After hearing from my constituents, while I did not support passage of the bill itself, I did vote for cloture to end debate to advance the bill to the next round of debate. Numerous senators were working on amendments to make the bill better, however, due to procedural games played by some senators, we were unable to debate those changes, therefore, I wanted LB 474 to advance to the next round to give the opportunity to Senator Wishart and others to improve upon the legislation, given that a medical marijuana proposal is very likely to appear on the ballot in November of 2022. As we saw in 2020, there was a strong effort to legalize medical marijuana through a ballot initiative.

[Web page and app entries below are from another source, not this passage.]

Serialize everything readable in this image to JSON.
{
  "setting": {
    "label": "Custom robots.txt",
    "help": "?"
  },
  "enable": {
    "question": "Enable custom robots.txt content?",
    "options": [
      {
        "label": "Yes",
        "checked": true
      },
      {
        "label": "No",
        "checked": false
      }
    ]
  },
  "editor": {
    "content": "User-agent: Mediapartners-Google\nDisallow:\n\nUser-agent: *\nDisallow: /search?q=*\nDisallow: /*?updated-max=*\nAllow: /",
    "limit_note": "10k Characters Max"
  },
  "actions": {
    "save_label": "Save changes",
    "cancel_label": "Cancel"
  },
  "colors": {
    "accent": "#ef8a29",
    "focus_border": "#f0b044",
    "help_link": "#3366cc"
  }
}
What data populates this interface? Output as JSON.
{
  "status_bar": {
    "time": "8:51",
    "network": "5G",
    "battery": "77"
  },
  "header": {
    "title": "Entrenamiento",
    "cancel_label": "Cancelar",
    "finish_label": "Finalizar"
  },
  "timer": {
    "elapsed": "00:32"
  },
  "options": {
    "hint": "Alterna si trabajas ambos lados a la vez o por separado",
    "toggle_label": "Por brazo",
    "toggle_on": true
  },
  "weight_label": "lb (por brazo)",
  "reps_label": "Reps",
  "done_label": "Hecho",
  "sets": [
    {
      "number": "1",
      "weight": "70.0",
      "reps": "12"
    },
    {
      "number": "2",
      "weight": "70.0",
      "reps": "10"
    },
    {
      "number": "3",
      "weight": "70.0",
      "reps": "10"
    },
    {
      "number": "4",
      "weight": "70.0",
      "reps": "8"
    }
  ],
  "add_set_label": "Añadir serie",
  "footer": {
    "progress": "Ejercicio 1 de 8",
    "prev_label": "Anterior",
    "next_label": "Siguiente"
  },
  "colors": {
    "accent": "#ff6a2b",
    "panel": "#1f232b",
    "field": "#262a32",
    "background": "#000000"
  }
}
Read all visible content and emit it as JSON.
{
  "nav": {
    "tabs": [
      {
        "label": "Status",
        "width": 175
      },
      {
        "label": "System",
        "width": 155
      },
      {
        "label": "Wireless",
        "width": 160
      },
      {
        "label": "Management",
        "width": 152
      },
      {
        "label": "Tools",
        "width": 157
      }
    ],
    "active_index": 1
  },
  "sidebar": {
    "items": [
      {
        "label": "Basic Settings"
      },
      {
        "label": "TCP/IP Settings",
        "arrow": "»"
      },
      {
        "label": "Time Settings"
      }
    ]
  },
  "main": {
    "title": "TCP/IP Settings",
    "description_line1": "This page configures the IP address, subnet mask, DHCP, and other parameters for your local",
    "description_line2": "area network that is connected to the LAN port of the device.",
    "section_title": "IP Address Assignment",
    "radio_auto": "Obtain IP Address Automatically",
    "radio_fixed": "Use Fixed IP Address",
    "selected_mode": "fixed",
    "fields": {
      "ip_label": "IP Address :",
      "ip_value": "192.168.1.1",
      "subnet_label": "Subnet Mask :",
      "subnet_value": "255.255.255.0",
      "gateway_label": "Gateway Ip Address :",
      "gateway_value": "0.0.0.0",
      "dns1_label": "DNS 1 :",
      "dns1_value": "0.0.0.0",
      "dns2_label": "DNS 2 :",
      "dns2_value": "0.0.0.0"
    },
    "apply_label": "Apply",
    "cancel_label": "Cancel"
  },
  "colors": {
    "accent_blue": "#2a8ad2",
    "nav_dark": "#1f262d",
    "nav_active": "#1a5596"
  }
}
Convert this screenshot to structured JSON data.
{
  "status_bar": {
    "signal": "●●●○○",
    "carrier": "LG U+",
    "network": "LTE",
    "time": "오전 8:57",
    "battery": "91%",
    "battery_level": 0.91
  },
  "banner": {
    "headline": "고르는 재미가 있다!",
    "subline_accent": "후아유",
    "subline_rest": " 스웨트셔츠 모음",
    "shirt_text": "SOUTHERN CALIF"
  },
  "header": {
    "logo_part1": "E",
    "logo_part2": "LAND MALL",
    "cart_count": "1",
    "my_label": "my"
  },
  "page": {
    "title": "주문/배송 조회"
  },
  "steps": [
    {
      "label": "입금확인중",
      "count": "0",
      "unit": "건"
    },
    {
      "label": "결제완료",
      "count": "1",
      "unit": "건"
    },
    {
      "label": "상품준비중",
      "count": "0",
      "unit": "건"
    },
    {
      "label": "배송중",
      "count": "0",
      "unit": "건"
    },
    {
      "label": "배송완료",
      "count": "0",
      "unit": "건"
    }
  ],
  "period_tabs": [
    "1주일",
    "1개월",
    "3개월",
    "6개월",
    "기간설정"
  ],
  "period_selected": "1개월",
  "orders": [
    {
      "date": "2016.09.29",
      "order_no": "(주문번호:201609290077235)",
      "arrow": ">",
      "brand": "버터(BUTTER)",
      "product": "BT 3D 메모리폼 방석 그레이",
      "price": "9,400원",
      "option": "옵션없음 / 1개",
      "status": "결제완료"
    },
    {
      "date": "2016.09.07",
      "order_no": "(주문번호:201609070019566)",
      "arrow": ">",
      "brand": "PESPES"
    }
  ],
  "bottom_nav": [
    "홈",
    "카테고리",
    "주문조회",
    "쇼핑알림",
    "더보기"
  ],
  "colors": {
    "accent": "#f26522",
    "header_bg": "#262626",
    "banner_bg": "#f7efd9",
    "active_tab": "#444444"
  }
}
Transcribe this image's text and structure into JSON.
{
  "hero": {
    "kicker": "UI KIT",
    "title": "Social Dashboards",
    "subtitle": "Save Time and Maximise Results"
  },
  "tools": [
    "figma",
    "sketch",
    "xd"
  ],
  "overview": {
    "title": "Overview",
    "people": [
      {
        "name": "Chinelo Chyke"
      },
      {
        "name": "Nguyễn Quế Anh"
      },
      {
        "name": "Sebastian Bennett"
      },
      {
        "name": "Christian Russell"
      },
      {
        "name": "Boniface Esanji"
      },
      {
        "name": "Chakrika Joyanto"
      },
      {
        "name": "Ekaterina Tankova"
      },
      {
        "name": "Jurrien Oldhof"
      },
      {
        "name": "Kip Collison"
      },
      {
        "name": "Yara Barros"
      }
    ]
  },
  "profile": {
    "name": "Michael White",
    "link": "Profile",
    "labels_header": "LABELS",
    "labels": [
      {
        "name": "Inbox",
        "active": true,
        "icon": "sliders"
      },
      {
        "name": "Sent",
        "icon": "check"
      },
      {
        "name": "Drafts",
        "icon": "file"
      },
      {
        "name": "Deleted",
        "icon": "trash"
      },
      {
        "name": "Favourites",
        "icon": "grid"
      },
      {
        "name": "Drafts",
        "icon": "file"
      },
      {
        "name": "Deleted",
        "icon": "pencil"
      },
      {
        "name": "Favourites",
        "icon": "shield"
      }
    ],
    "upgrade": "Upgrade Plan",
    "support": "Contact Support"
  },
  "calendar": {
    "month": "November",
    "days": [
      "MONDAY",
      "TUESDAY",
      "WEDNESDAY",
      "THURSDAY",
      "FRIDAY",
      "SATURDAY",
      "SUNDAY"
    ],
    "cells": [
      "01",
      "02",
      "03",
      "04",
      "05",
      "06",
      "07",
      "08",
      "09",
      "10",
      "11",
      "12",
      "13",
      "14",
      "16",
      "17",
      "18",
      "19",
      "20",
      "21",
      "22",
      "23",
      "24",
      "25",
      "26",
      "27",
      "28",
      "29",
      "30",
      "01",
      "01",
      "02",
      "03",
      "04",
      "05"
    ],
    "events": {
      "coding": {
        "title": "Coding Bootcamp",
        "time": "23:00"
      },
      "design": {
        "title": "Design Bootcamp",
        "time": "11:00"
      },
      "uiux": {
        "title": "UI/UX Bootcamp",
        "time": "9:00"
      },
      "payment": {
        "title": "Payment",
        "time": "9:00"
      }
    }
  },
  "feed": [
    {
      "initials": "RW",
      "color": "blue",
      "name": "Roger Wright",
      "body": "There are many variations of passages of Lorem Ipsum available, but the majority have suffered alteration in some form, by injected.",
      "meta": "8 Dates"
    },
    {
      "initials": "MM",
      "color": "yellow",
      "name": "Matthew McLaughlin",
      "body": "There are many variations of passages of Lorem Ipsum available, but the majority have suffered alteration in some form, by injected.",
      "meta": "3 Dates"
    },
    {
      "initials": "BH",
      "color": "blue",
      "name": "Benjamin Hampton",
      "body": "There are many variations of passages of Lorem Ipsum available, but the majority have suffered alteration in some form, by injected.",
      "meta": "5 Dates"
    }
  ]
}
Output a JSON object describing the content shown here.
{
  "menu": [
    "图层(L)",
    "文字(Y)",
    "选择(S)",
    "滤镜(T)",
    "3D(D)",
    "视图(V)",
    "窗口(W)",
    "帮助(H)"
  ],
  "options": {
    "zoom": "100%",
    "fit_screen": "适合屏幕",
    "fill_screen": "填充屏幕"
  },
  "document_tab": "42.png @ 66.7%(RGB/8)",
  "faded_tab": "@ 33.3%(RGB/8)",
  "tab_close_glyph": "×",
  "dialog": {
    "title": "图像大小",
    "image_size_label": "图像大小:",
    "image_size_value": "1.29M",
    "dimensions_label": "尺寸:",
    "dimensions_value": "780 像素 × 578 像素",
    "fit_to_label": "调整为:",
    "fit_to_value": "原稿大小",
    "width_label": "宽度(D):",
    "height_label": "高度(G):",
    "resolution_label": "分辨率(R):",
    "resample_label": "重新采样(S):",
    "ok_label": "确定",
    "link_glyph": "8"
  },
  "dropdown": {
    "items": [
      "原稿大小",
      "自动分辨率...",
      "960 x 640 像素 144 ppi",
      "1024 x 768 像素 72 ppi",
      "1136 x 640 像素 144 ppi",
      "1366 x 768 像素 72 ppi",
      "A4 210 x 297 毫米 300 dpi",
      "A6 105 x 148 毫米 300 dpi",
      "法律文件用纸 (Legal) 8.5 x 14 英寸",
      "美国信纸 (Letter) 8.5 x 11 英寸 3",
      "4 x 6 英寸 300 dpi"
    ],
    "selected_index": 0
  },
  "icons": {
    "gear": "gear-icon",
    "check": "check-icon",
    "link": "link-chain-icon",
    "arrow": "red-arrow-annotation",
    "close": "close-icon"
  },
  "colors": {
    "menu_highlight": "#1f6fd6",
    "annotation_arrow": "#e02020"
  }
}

Over 180,000 verified signatures were collected for an attempt to allow our citizens the opportunity to vote on whether or not to allow medical marijuana in Nebraska. Last year, we saw how successful the gambling initiatives were at the ballot box, and I believe a second medical marijuana referendum will have the same amount of support, if not more. Thus, I still believed that if we were to have medical marijuana in our state, we needed to regulate it through the Legislature rather than the Nebraska Constitution. LB 474 failed to meet the requisite 33 votes to end cloture by a vote of 31-18.
After the conclusion of debate on LB 474, the Legislature advanced LB 579, a bill that I cosponsored, from General File to Select File. As amended, LB 579 would require the Department of Transportation to provide a report to the Legislature on all state highway projects under construction, the amount of money spent on a project, the estimated cost of the project, the number of miles yet to be completed, and the expected milestone dates for other expressway projects, to give the Legislature a better understanding on the progress of projects being completed by NDOT. Finally, two bills I introduced, LB 18 and LB 147, also advanced to the final round of debate following a voice vote.
As always, if we can be of assistance to you in any way, please do not hesitate to contact my office. My door is open and I have made it a goal to be accessible to the constituents of our district. Please stop by any time. My e-mail address is firstname.lastname@example.org, and the office phone number is 402-471-2756. Tyler and Katie are always available to assist you with your needs. If I am not immediately available, please do not hesitate to work with them to address any issues that you may need assistance. Please continue to follow me on Facebook at Kolterman for Legislature and on Twitter at @KoltermanforLegislature.